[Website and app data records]
--- START ---

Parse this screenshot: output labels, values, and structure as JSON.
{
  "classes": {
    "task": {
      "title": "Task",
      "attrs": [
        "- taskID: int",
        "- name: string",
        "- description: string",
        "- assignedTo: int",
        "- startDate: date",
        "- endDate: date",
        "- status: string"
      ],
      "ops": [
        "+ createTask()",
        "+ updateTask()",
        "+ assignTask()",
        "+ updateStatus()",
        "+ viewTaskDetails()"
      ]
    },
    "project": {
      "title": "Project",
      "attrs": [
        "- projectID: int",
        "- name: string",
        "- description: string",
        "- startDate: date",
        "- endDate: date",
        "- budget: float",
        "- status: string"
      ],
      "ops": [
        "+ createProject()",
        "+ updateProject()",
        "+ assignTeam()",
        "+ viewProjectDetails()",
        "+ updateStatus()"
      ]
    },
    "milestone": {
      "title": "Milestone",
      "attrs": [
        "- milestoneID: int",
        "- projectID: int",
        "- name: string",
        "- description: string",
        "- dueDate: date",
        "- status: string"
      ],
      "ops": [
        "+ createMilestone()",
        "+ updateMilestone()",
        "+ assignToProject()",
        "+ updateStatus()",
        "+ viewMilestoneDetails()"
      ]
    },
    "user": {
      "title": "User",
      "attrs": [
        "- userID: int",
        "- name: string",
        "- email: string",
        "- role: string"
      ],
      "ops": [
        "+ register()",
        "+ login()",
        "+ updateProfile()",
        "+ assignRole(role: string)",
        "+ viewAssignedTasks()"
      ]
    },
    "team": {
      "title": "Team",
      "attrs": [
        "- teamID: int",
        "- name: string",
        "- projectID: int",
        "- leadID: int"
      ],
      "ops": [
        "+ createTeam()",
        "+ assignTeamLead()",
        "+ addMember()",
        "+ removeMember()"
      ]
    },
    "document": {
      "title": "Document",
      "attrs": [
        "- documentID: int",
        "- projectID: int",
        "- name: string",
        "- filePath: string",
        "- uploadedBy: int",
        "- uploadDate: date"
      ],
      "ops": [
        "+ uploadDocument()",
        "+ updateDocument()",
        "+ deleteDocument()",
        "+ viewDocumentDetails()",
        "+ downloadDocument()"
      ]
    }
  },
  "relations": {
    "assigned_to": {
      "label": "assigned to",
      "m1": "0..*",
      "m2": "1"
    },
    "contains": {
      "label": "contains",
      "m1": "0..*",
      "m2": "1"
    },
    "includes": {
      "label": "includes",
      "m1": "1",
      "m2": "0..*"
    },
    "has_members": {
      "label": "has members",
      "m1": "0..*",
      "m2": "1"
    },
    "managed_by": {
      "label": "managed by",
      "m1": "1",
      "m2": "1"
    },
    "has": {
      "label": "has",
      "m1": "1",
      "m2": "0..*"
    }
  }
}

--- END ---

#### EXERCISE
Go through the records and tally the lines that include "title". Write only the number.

#### REPLY TO THE TASK
6